I don’t need a vessel. His Figment replied.  I have no wanderlust.  I have no desire to explore the world.  I want my own thoughts.  My own place.  Home.

Part of Alan felt sad.  A home.  Was he not a home?  The Figment coursing through him like a tiny cloud, searching out the bad, fixing what needed repairs, putting right whatever went wrong?

Labor… It’s not my cup of tea.

His Figment claimed that it wanted communion with itself.  Solitude.  The free time required to seek knowledge and contemplate the greater meanings, or whatever higher notions an artificial life form was capable of realizing.  The Figments weren’t meant to grow and evolve, they weren’t really meant to be self-aware, but something happened.  It took six months before that little internal light kicked on in each Figment and it chose a path – to accept their position, or to enter madness and drag their hosts down with them.  Again, the mystery of why the young were spared and the adults driven to savagery.  Alan’s Figment didn’t know.  None of the sane Figments knew.  And they reacted with the same disdain and fear of the wild men.  They felt no loyalty to the darker Figments that polluted those aging minds.

Alan didn’t completely trust his Figment.  And the same was true in versa.  That was the way.  For the children, growing up these last 20 years with their Figment, that was the way of life.  And, perhaps, the secret.  The wild men and their Figments had fought, and both had gone mad.

Alan’s Figment had theories.  Sometimes, it said that separating Figments from their hosts would resolve everything.  The wild men would wake up and resume control.  They would disband the roving armies and bring order back to the world.  They would undo 20 years of hell, war, and destruction.

Alan’s Figment was an idealist.  A dreamer.  And the only friend Alan ever had.
He set out east, through the forest that had grown unhindered for a generation, dodging wild men and smaller, tribal communities.  He skirted around dead cities, through crumbling suburbs where more wild men lurked.  He moved slowly, creeping through overgrown backyards and keeping an eye out for any movement, or any sign of habitation.  At night, he crept into basements, or deep rooms in houses two decades abandoned, roofs pouring water even on the driest days and mold creeping up walls and devouring carpets.

All the time, his Figment talked about freedom.  Painted a picture as if they were on some noble quest.

At one city, they came upon suicide pits.  When madness seemed to not be a choice, many of those suffering from the Flaw simply killed themselves…

And their Figments.

They dug fire pits and threw themselves into the flames.  Twenty years had done little to cover up the scorched Earth around the mass graves.  Alan took a long detour around the cities of death, following cracked highways and sticking with the forested edges whenever possible.

Alpha Wave was in Frederick, Maryland, a grand building of glass and steel along the major interstate that connected Frederick with Washington, DC, now reclaimed by swamp and disease.  Alan’s Figment demanded another long detour, coming at Frederick from the northeast after maybe a week of skirting around the urban blight.

Alpha Wave had once sat on a grassy hill overlooking the grand highway.  An artificial stream and fountain was what drivers saw first, the Alpha Wave logo glistening behind streams of water as the little man-made creek journeyed into the fountain and then out again, meandering along the road and dropping into a ditch where it joined a little run that vanished into a culvert.

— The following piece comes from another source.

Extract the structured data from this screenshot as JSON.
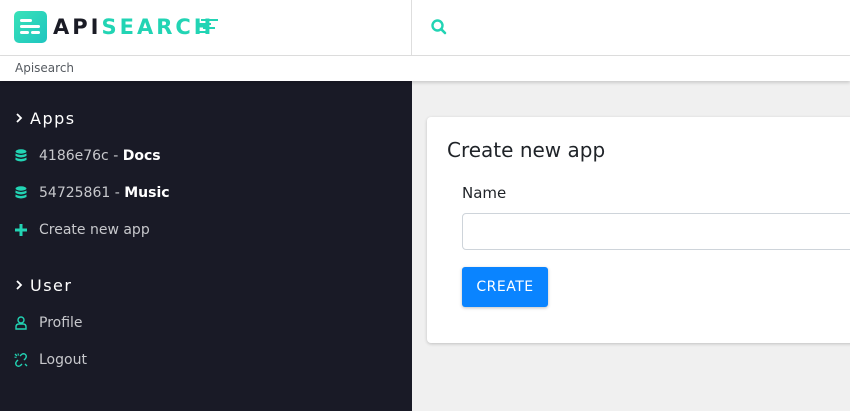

Even in the worst of times, Alpha Wave had more than enough money to spare.  In war, they built drone planes and drone tanks that didn’t – thank God – attack innocent targets.  Smart drones, with the same complex AI as the Figments, that analyzed a threat and took appropriate action in the field.  It was impossible to find perfection in such situations.  There were always mistakes.  Especially when enemy combatants didn’t quite make sense to the rational world.  Children armed with rocket launchers and women with grenades in their purses still got through.  Cafes still blew up and Man’s inhumanity to Man continued unchecked.